F1 – Australian GP – Race

Howdy, MiniFans! The sun shone brilliantly over Albert Park since early morning, welcoming everyone to a new Sunday of racing. Both Pérez and Bottas took “advantage” of their positions at the back of the grid to change some elements in their cars, taking the penalty of being demoted to a pitlane start. Beside this, eyes focused at the front to see clearly what Mercedes can and cannot do when faced with the possibility of a double podium, and whether Alonso and Ferrari could disrupt their happiness.

Mercedes took advantage of their great starts to get past Verstappen, but the story was completely different for Ferrari. In his try to overtake Stroll, Leclerc and the Canadian had a small collision that ended up without an investigation and with the Monegasque driver out of the race as he got stuck in the gravel. A brief safety car intermission to allow the marshals to retrieve Leclerc’s car allowed un to have a good look at the standings, with Sainz having squeezed past Alonso right before safety car was deployed. Racing was soon resumed, and Russell started complaining about being asked to conserve tyres while being attacked by his teammate. However, what could have been a very entertaining battle for the win was halted by another safety car.

An accident involving Albon going wide and crashing into the barriers, sending gravel onto the track, and narrowly missing a couple of cars that were coming, prompted a second safety car, which made Russell and Sainz pit for fresh tyres, hoping to take advantage of the situation, as Hamilton complained he was at a disadvantage. But Formula 1 is never quite predictable and race direction showed a red flag, in order to clean up the track and do any fence mending necessary. The rulebook allows tyre changes under red flag conditions, so those who hadn’t pitted yet did so and waited for the race to be resumed via a standing start.

One small hiccup later due to a couple cars slowing down too much during the trek back to the grid, the race restarted. The first couple corners were a bit troublesome at the back, but the front soon saw a change of leader, as Verstappen took advantage of the DRS to easily overtake Hamilton and start opening up a gap to the Mercedes. Further back, both Russell and Sainz started their climb up the timing tower. In a turn of events, Russell’s car caught on fire due to an engine problem, forcing race direction to call for yet another stalling of the race, albeit this time with a virtual one, in order to retire yet another car.

As the cars went back to full speed, the position started to finally settle, with the great exception of Pérez, who kept slowly but surely overtaking cars, and Tsunoda, dropping the positions instead. With almost the full grid sporting hard tyres, it soon became a game of who would keep their tyres in a better shape for the battle in the last laps. Verstappen kept pulling away from Hamilton, who couldn’t shake Alonso off, even if managing to keep the distance to the Spaniard in over a second.

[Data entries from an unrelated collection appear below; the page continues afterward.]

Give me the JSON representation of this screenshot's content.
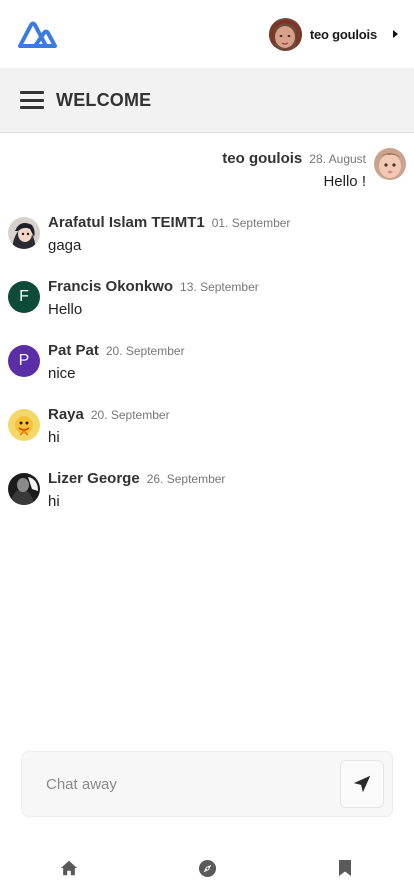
{
  "app": {
    "brand_color": "#3b7be0"
  },
  "user": {
    "name": "teo goulois"
  },
  "header": {
    "title": "WELCOME"
  },
  "messages": [
    {
      "author": "teo goulois",
      "date": "28. August",
      "text": "Hello !",
      "own": true,
      "avatar": "photo-baby"
    },
    {
      "author": "Arafatul Islam TEIMT1",
      "date": "01. September",
      "text": "gaga",
      "avatar": "photo-anime"
    },
    {
      "author": "Francis Okonkwo",
      "date": "13. September",
      "text": "Hello",
      "avatar_letter": "F",
      "avatar_color": "#0f4b3b"
    },
    {
      "author": "Pat Pat",
      "date": "20. September",
      "text": "nice",
      "avatar_letter": "P",
      "avatar_color": "#5a2ea6"
    },
    {
      "author": "Raya",
      "date": "20. September",
      "text": "hi",
      "avatar": "photo-cartoon"
    },
    {
      "author": "Lizer George",
      "date": "26. September",
      "text": "hi",
      "avatar": "photo-dark"
    }
  ],
  "composer": {
    "placeholder": "Chat away"
  },
  "nav": {
    "items": [
      "home-icon",
      "compass-icon",
      "bookmark-icon"
    ]
  }
}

The hard tyres that were to last for almost fifty laps for everyone had no problem living up to the teams’ expectations. One small mistake by Verstappen allowed Hamilton to get three seconds closer, but the Red Bull’s superiority was clear and the gap was still more than enough. The drivers behind them were slowly spreading out, ready to cruise to the end, but with only a handful of laps to go, one last red flag put everyone on high alert. Magnussen had kissed the wall and his right rear tyre’s rubber had gone flying, leaving the track scattered with debris, and race direction decided on a standing start for a two-lap race filled with soft tyres.

The third and last start from the grid was witness to a disastrous first few corners, with many cars ending up outside of the track, including Alonso after a collision with Sainz which would end up in a five-second penalty for the Ferrari driver. Further back, both Alpines collided with each other, sending debris everywhere and forcing yet another red flag. The procedure after this occurrence became muddy, without a clear result or decision taken regarding one more start or the final standings, with an investigation on the start procedure being the only communication from race direction.

Eventually, one final restart to complete the only lap left was mandated with the order being the same as the one in the previous restart, minus the cars that couldn’t go on due to damages. However, with only one lap to go, the start became a rolling one behind the safety car, not allowing for any extra overtaking, due to the race finishing just as the cars passed through the finish line after seeing the safety car going to the pitlane.

After their great performance in qualifying, Mercedes was hoping for the perfect Sunday. It started off as such, with the silver arrows overtaking Verstappen, but it all took a turn for the worse among the chaos with Russell’s retirement and Verstappen’s easy overtake on Hamilton. A single podium could have been a great result looking at the season so far, but their magnificent qualifying requested something that wasn’t possible for them to achieve. Verstappen came out victorious, over Hamilton and yet another Alonso podium in an accident filled race defined by three red flags and four starts.